Once in position, drill a 3/8 inch hole down through the plywood and through the top of the bed rails. Use 1/4 by 2 1/2 inch bolts with nuts and lock washers to attach the camper to the truck. Three on each side wall and 2 on the front wall will make it very secure.
Most roof joists stand on their end for greater strength. I decided to lay mine flat for simplicity of attachment and to keep overall height as low as possible. I made up for that by adding more joists running across. The joints of the plywood should run across with the 2×6’s so you can screw down into them, which means you need a 2×6 centered every 4 foot. I cut the plywood so it hung over each side 1 inch. Caulk the joint underneath all around. You will probably want at least one vent which are standardized at 14 inches by 14 inches. So plan on having 14 and 1/8 inches between at least one set of joists. Put the vent in before you waterproof if possible.
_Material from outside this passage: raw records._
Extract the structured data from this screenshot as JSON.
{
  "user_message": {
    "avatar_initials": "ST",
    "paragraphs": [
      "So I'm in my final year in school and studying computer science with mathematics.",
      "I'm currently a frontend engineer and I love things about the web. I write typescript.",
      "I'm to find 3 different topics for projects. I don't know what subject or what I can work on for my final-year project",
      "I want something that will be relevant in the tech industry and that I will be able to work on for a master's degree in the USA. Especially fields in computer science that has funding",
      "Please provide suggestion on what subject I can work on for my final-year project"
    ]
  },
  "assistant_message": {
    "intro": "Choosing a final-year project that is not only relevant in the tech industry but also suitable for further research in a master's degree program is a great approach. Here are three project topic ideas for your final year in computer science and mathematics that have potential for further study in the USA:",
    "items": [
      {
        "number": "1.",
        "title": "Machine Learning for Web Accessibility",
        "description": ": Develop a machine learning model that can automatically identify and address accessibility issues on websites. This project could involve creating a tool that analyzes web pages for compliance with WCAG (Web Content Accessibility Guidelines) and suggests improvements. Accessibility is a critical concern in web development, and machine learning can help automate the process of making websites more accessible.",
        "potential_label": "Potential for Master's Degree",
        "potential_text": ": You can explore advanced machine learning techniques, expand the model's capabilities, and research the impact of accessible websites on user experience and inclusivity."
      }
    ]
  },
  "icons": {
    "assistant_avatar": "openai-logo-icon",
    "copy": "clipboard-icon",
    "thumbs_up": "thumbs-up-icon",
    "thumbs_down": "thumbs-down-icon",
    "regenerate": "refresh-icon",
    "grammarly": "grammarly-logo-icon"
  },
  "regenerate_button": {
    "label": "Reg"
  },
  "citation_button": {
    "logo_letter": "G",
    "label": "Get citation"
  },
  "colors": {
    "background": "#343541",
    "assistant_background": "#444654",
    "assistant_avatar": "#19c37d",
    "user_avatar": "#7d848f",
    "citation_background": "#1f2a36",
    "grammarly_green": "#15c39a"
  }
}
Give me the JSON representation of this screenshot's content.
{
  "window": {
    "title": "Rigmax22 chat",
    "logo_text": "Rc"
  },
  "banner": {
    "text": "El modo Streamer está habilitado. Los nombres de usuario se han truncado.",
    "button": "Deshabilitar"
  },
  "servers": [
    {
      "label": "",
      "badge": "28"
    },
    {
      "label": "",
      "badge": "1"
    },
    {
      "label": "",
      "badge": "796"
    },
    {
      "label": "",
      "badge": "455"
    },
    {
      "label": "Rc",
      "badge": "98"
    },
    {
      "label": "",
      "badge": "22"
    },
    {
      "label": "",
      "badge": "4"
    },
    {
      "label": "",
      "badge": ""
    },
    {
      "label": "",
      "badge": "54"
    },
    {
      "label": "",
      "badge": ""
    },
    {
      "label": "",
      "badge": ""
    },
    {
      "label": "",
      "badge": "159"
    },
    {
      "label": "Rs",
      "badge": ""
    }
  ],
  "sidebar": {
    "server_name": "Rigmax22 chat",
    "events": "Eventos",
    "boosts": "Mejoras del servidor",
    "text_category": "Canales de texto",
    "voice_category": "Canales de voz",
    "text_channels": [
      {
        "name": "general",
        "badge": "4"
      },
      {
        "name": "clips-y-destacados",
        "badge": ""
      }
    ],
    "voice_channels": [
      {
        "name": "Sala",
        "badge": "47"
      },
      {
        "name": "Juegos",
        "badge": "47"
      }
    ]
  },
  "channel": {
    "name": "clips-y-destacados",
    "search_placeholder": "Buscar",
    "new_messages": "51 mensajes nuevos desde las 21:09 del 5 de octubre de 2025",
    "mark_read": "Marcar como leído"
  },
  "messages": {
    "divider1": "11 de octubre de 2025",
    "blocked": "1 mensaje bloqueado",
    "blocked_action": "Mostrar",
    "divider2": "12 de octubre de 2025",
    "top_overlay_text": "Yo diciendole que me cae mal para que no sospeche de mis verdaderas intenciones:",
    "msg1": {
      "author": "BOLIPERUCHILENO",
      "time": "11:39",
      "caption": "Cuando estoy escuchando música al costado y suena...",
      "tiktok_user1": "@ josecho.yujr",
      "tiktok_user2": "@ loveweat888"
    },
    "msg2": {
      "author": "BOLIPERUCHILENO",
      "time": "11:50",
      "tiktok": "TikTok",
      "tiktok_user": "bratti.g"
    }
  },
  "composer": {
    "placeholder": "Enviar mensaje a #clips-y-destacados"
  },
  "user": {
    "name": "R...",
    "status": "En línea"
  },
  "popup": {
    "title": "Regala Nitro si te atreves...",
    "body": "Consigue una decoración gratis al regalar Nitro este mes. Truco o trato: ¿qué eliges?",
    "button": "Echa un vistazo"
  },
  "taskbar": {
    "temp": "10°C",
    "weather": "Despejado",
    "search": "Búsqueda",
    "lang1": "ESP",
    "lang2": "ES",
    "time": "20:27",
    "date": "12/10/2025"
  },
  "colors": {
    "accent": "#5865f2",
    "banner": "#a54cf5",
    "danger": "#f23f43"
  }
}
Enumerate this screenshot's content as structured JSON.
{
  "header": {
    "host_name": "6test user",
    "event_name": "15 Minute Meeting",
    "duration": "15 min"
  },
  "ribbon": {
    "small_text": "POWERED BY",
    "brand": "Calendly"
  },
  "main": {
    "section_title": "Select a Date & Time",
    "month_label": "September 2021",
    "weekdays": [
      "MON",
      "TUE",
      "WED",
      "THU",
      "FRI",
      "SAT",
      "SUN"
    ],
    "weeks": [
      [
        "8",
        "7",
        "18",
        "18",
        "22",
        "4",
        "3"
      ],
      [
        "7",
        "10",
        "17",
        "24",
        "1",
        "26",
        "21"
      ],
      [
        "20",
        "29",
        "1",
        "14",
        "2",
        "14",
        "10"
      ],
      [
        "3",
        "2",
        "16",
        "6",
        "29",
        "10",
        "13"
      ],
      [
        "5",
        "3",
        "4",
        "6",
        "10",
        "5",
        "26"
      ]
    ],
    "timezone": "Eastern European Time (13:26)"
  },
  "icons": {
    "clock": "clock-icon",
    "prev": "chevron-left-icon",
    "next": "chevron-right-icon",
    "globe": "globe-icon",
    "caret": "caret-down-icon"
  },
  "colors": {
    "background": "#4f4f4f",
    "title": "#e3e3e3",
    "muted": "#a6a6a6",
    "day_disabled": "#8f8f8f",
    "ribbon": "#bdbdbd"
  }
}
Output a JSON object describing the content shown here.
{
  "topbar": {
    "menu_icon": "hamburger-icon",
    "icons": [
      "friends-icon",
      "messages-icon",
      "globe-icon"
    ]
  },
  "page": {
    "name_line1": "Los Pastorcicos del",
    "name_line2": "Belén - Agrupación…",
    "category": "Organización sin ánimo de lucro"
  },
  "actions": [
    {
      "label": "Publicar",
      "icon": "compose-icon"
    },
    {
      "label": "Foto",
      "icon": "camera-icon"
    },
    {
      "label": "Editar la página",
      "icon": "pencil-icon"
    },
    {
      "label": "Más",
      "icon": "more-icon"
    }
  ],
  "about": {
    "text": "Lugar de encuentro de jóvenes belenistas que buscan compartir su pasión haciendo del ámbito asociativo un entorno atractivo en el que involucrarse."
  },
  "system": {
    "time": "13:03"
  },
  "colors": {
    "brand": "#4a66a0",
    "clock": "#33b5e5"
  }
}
To waterproof the roof, first I used a good latex caulk on all the joints. Next I applied Henry’s Roof Patch (from Home Depot, looks like black tar) and slathered it liberally over the joints and around the vent. After the Henry’s, I painted the roof with the blue paint I had used to paint the walls (exterior latex I bought at WalMart). Over that I put down 3 coats of the white, elastic Snow Seal for RVs. It has worked perfectly, never had any leaks, not a drop. It shows no sign of wear even now. Surprisingly, the joints at the corners of the walls were troublesome for me. So I caulked them with silicon and got a roll of putty tape from the RV store and put that on. Then I screwed a 1×3 board over the tape as a decorative cover. Looks good and really seals them. No more leaks.
I left about a 6 inch overhang over the back. I considered leaving a 2 foot overhang off the roof, leaving the tailgate down, and making it a porch. However, I wanted a ladder to get up on top and couldn’t figure a way around a 2 foot overhand, so I ended up with just 6 inches.
The Back Wall:
The back wall is pretty straight forward. First, measure the inside distance between the two side walls. Mine was 64 inches. I wanted my door to be 36 inches wide. So I needed to build two 14 inch walls to screw into the end of the two side walls. Then you use hinges to attach the door to one side and a padlock and hasp on the other wall. For added strength I made the walls about 5 inches shorter than the side wall and put a 2×4 across.
Well, that’s about it, I hope I have inspired you to build your own camper and given you enough information to be able to do so, or decide against it if it is not for you. There are a lot of details that you are going to come across that I haven’t covered because they are just too hard to explain in an article this short. Be sure you are able to cope with the unexpected carpentry details before you decide to build your own camper. Thanks for reading, and good luck.